So on Thursday, Kevin went back to surgery. They opened him up, again. And for another five hours, they painstakingly worked to remove the rest of the tumor.
It was a rough time. Kevin floated in and out of consciousness. "Is this real?" he'd ask. "Is this really happening?" At one point, he was in such terrible pain, he was convinced that a crown of barbed wire was pressing into his skull.
The worst news of all came a few days later. The tumor wasn't just cancerous. It was also a particularly lethal type, and it was in an advanced stage.
It was almost surely fatal.
Not surprisingly, the good news was lost in the face of that. After the second surgery, Kevin's physicians were satisfied that the cancer was gone, at least for now. And they'd done such a good job with the delicate area that he had full muscle control. No paralysis!
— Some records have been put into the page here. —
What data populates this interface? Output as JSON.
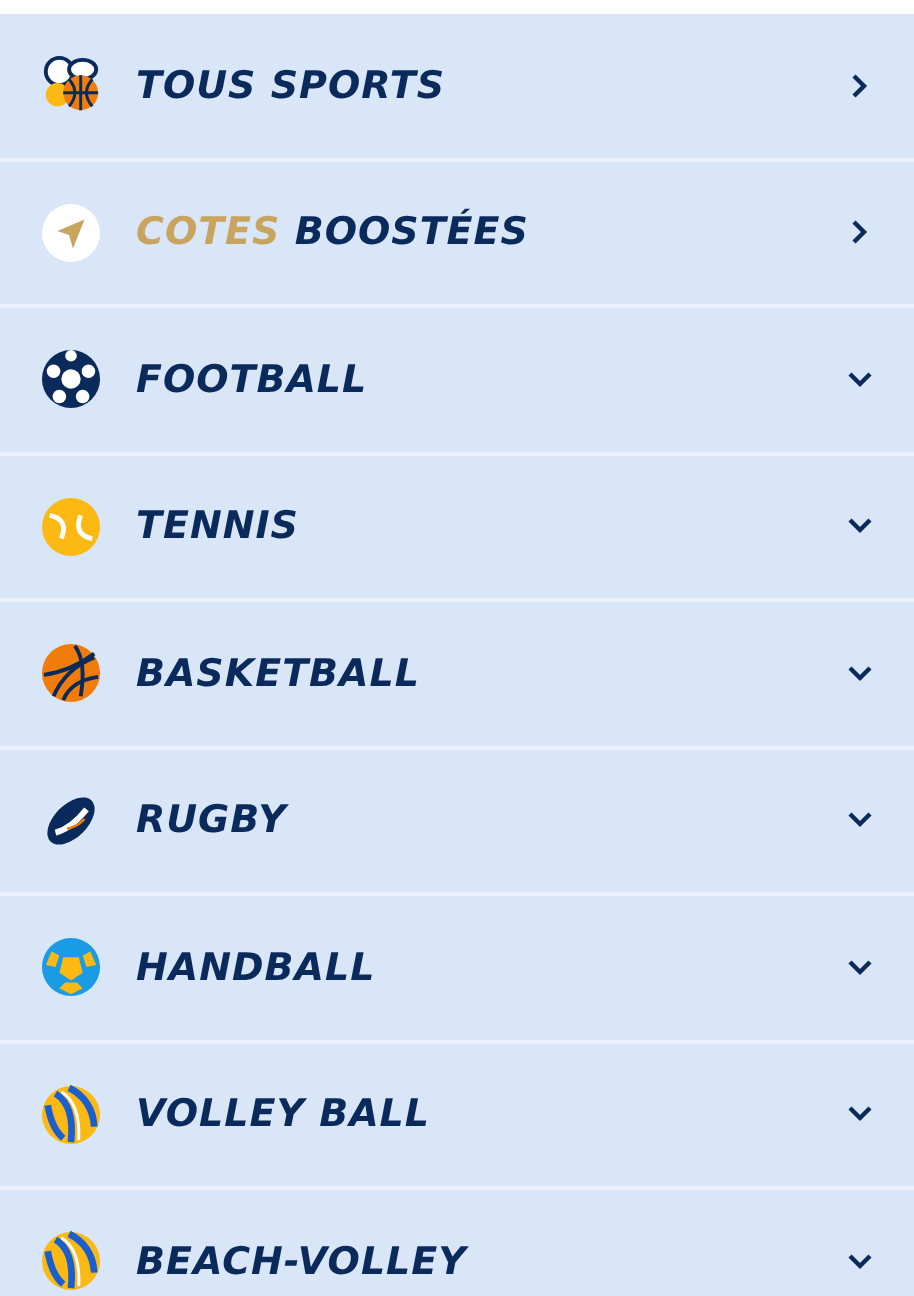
{
  "menu": [
    {
      "kind": "all",
      "label": "TOUS SPORTS",
      "expandable": false
    },
    {
      "kind": "boost",
      "highlight": "COTES",
      "label": "BOOSTÉES",
      "expandable": false
    },
    {
      "kind": "football",
      "label": "FOOTBALL",
      "expandable": true
    },
    {
      "kind": "tennis",
      "label": "TENNIS",
      "expandable": true
    },
    {
      "kind": "basketball",
      "label": "BASKETBALL",
      "expandable": true
    },
    {
      "kind": "rugby",
      "label": "RUGBY",
      "expandable": true
    },
    {
      "kind": "handball",
      "label": "HANDBALL",
      "expandable": true
    },
    {
      "kind": "volleyball",
      "label": "VOLLEY BALL",
      "expandable": true
    },
    {
      "kind": "volleyball",
      "label": "BEACH-VOLLEY",
      "expandable": true
    }
  ]
}
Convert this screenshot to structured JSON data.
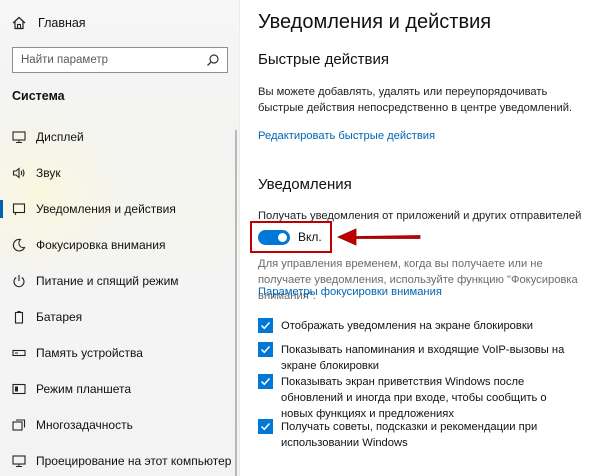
{
  "sidebar": {
    "home_label": "Главная",
    "search_placeholder": "Найти параметр",
    "section_title": "Система",
    "items": [
      {
        "label": "Дисплей",
        "icon": "display-icon"
      },
      {
        "label": "Звук",
        "icon": "sound-icon"
      },
      {
        "label": "Уведомления и действия",
        "icon": "notifications-icon",
        "active": true
      },
      {
        "label": "Фокусировка внимания",
        "icon": "focus-assist-icon"
      },
      {
        "label": "Питание и спящий режим",
        "icon": "power-icon"
      },
      {
        "label": "Батарея",
        "icon": "battery-icon"
      },
      {
        "label": "Память устройства",
        "icon": "storage-icon"
      },
      {
        "label": "Режим планшета",
        "icon": "tablet-mode-icon"
      },
      {
        "label": "Многозадачность",
        "icon": "multitasking-icon"
      },
      {
        "label": "Проецирование на этот компьютер",
        "icon": "projecting-icon"
      }
    ]
  },
  "main": {
    "title": "Уведомления и действия",
    "quick_actions": {
      "heading": "Быстрые действия",
      "description": "Вы можете добавлять, удалять или переупорядочивать быстрые действия непосредственно в центре уведомлений.",
      "edit_link": "Редактировать быстрые действия"
    },
    "notifications": {
      "heading": "Уведомления",
      "get_label": "Получать уведомления от приложений и других отправителей",
      "toggle_label": "Вкл.",
      "toggle_on": true,
      "focus_note": "Для управления временем, когда вы получаете или не получаете уведомления, используйте функцию \"Фокусировка внимания\".",
      "focus_link": "Параметры фокусировки внимания",
      "checkboxes": [
        {
          "label": "Отображать уведомления на экране блокировки",
          "checked": true
        },
        {
          "label": "Показывать напоминания и входящие VoIP-вызовы на экране блокировки",
          "checked": true
        },
        {
          "label": "Показывать экран приветствия Windows после обновлений и иногда при входе, чтобы сообщить о новых функциях и предложениях",
          "checked": true
        },
        {
          "label": "Получать советы, подсказки и рекомендации при использовании Windows",
          "checked": true
        }
      ]
    }
  },
  "colors": {
    "accent": "#0078d7",
    "link": "#0066b4",
    "highlight": "#c00000"
  }
}
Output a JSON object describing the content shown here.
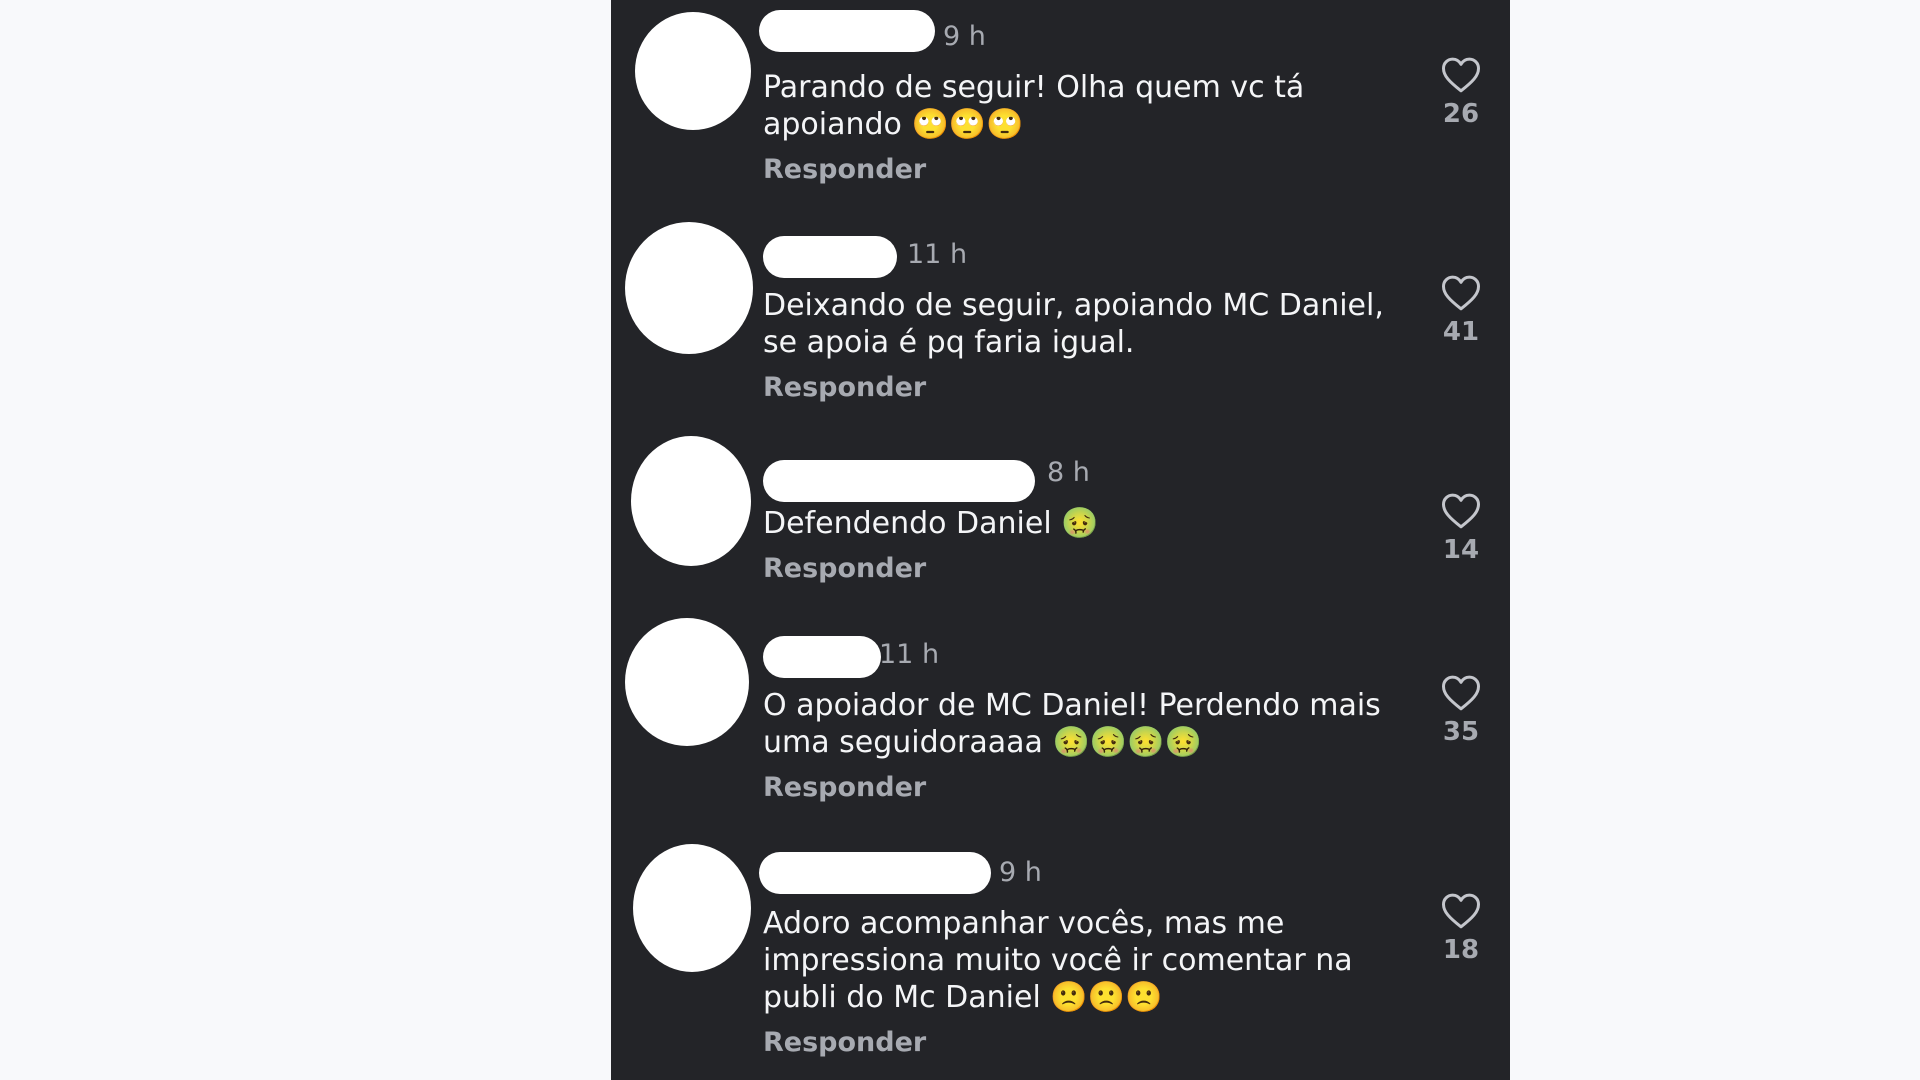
{
  "comments": [
    {
      "time": "9 h",
      "text": "Parando de seguir! Olha quem vc tá apoiando 🙄🙄🙄",
      "reply": "Responder",
      "likes": "26"
    },
    {
      "time": "11 h",
      "text": "Deixando de seguir, apoiando MC Daniel, se apoia é pq faria igual.",
      "reply": "Responder",
      "likes": "41"
    },
    {
      "time": "8 h",
      "text": "Defendendo Daniel 🤢",
      "reply": "Responder",
      "likes": "14"
    },
    {
      "time": "11 h",
      "text": "O apoiador de MC Daniel! Perdendo mais uma seguidoraaaa 🤢🤢🤢🤢",
      "reply": "Responder",
      "likes": "35"
    },
    {
      "time": "9 h",
      "text": "Adoro acompanhar vocês, mas me impressiona muito você ir comentar na publi do Mc Daniel 🙁🙁🙁",
      "reply": "Responder",
      "likes": "18"
    }
  ],
  "icons": {
    "like": "heart-icon",
    "avatar": "redacted-avatar"
  },
  "colors": {
    "background": "#232428",
    "text": "#f4f5f7",
    "muted": "#a7aab1",
    "redaction": "#ffffff"
  }
}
His old personality was back, almost instantly. Suddenly, he was funny again.
"He came out of the surgery, and he started joking," Tashi says, amazed.
But the story was far from over. Kevin would have to have six weeks of radiation and chemotherapy. And, after that, he'd be given maintenance doses of chemo, in pill form, for the next year.
In the long term, the prognosis was not good. Statistically, he was almost certain to die within two years. His best chance — their best chance — was to keep undergoing chemo. If they could keep the CAT scans clear for a full year, his chances improved significantly.
Before Kevin began his radiation and the rounds of chemo, he and Tashi spent four weeks together. They wanted him to gain weight, to be strong enough to take the poison.
Kevin and Tashi also wanted time together before Kevin's ordeal began. They'd unwittingly endured so much in the past year — didn't they deserve a break before leaving the frying pan for the fire?
During that time, the couple decided to freeze Kevin's sperm. Even though it clearly wasn't a good time to have a baby — and maybe it never would be a good time — they could at least leave the option open.
The sperm bank wanted $715 to store a shot of sperm for one year. They didn't have it, Kevin recalls. With a little bit of begging, Tashi got a "cancer patient discount" — $350 for a shot.
But they didn't even have that.
Tashi had taken the previous three weeks off work. And Kevin, of course, hadn't lasted two days on the auto glass job before becoming a full-time cancer patient. They'd had to ask their family for support just to keep the lights on.
So they swallowed their pride and turned to their friends. "It's hard to say, 'Can you spare $10 so Kevin can whack off in a cup and have kids?'" Tashi says, grimacing. But their friends were happy to help. They had the money in a week.
That left only one problem: Getting to the sperm bank.
Kevin wasn't allowed to drive, and Tashi had been scheduled to work during the appointed hour. They could hardly push back the appointment — chemo was beginning the next week.
Kevin was forced to hitch a ride with his mother-in-law.